» What the task requires
Show, from the records below, all lines that contain the word "this".

[Items from a dataset]
====================

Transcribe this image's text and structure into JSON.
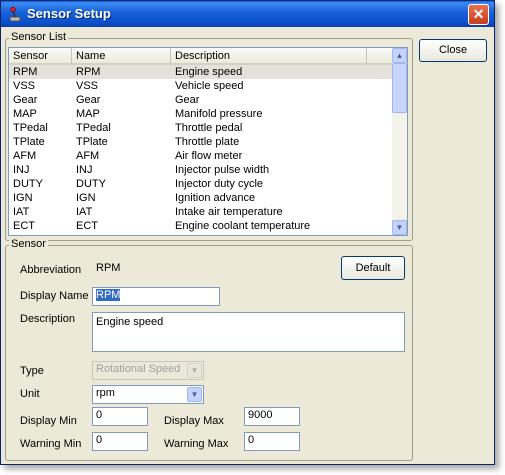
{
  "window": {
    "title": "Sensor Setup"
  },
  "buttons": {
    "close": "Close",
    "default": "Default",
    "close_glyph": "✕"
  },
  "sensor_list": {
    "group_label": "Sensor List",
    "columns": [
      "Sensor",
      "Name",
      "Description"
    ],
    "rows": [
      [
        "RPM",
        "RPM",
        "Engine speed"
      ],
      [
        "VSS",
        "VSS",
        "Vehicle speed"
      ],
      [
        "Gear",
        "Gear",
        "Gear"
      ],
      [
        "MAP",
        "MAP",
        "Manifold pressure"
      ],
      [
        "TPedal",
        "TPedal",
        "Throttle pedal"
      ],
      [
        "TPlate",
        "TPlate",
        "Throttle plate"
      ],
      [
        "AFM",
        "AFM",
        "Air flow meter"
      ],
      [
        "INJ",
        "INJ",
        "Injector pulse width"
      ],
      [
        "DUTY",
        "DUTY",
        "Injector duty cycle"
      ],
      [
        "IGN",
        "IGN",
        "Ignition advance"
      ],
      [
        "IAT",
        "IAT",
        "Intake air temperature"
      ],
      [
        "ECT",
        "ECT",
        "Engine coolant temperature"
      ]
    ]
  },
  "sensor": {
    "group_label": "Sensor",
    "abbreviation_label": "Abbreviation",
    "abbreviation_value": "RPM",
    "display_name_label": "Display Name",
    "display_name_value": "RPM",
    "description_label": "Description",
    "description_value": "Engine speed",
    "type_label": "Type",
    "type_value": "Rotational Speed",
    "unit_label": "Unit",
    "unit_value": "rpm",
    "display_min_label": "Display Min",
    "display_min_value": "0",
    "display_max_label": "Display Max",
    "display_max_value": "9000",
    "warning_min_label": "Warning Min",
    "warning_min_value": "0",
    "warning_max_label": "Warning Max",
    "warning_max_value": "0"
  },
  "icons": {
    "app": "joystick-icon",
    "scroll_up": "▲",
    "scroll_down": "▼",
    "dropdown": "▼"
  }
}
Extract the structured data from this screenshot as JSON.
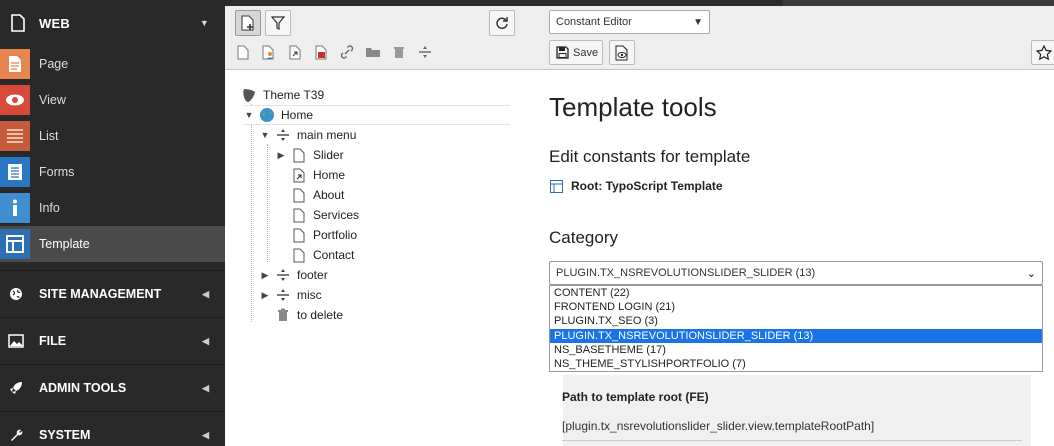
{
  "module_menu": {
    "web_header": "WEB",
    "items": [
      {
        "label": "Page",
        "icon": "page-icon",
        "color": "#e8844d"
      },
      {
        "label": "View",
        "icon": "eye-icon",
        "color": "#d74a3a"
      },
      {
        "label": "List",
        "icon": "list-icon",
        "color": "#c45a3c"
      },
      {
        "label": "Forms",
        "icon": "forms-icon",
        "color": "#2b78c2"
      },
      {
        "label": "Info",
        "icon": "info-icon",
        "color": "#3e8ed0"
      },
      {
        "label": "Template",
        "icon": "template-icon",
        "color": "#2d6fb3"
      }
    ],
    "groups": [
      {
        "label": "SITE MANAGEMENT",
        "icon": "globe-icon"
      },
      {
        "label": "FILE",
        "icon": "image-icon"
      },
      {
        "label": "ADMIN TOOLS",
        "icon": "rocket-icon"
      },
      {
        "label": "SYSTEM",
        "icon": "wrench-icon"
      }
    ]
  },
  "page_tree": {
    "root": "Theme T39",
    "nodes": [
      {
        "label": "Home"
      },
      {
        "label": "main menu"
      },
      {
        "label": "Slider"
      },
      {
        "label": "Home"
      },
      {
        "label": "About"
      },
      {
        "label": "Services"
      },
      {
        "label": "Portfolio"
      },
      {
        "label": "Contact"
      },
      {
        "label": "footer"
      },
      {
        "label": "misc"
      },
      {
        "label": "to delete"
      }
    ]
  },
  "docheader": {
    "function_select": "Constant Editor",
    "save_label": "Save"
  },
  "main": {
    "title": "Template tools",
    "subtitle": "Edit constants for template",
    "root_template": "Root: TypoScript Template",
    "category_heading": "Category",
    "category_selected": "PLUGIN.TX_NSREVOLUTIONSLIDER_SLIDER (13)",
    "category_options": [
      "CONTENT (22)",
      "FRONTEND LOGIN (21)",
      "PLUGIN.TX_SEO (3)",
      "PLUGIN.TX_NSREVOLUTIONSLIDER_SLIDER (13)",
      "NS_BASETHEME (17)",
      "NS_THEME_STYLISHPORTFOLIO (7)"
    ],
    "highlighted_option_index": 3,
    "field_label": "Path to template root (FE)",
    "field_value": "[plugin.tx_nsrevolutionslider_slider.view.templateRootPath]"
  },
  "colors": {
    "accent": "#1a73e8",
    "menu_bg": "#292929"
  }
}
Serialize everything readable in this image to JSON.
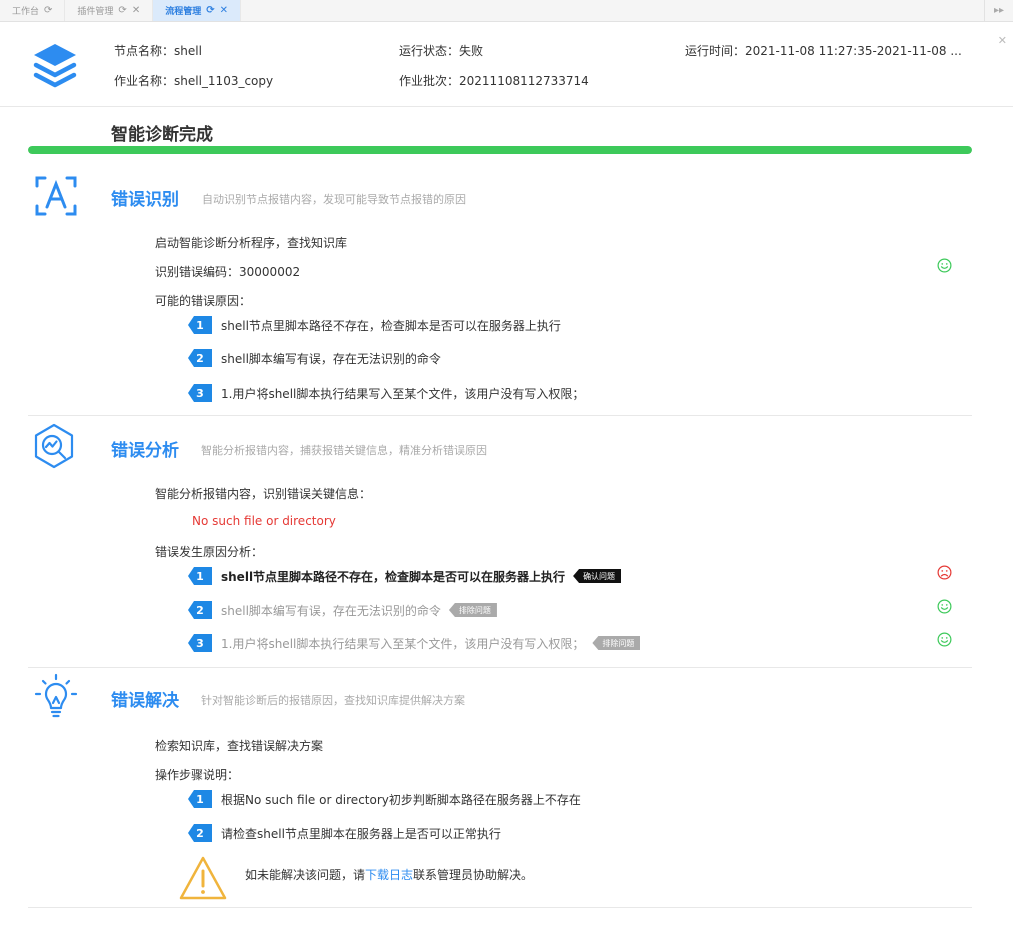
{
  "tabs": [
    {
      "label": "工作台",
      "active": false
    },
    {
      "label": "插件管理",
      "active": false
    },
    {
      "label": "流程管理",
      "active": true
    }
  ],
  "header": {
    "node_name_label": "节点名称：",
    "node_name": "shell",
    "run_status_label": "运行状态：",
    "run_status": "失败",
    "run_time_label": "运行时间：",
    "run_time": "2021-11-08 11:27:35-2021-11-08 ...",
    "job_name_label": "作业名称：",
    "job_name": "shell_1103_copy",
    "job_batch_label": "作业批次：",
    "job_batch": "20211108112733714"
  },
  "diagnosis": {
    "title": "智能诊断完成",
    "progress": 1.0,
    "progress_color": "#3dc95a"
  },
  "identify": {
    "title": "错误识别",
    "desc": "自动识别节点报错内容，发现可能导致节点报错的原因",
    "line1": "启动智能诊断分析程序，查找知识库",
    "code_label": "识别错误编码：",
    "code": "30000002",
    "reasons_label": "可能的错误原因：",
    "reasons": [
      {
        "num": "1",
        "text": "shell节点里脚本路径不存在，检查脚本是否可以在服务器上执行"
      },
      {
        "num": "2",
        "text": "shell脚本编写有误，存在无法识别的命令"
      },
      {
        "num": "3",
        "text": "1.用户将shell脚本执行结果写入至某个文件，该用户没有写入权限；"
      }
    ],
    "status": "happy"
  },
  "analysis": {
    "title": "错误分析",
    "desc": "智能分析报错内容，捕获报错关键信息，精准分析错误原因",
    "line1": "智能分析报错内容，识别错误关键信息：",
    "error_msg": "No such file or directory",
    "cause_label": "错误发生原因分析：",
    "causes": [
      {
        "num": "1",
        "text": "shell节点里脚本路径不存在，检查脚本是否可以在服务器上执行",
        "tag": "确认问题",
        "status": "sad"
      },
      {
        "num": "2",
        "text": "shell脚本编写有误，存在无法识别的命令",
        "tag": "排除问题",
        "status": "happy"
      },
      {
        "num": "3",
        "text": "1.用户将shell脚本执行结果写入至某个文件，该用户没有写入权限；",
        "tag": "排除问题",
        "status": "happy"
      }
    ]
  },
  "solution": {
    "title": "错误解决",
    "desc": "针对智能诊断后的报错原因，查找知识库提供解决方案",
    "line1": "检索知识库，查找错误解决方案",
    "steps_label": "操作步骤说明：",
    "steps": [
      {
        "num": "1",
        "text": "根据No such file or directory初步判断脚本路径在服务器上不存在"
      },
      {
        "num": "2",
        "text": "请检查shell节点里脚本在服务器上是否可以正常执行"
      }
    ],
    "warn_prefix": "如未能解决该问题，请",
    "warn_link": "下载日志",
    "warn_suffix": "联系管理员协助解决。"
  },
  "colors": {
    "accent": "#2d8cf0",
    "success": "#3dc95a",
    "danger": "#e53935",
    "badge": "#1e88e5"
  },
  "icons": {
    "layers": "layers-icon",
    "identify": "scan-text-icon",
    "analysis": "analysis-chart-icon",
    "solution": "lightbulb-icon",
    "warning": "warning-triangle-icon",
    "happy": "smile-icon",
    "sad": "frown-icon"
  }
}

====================

» Output of the exercise
Transcribe this image's text and structure into JSON.
Extract the structured data from this screenshot as JSON.
Serialize everything readable in this image to JSON.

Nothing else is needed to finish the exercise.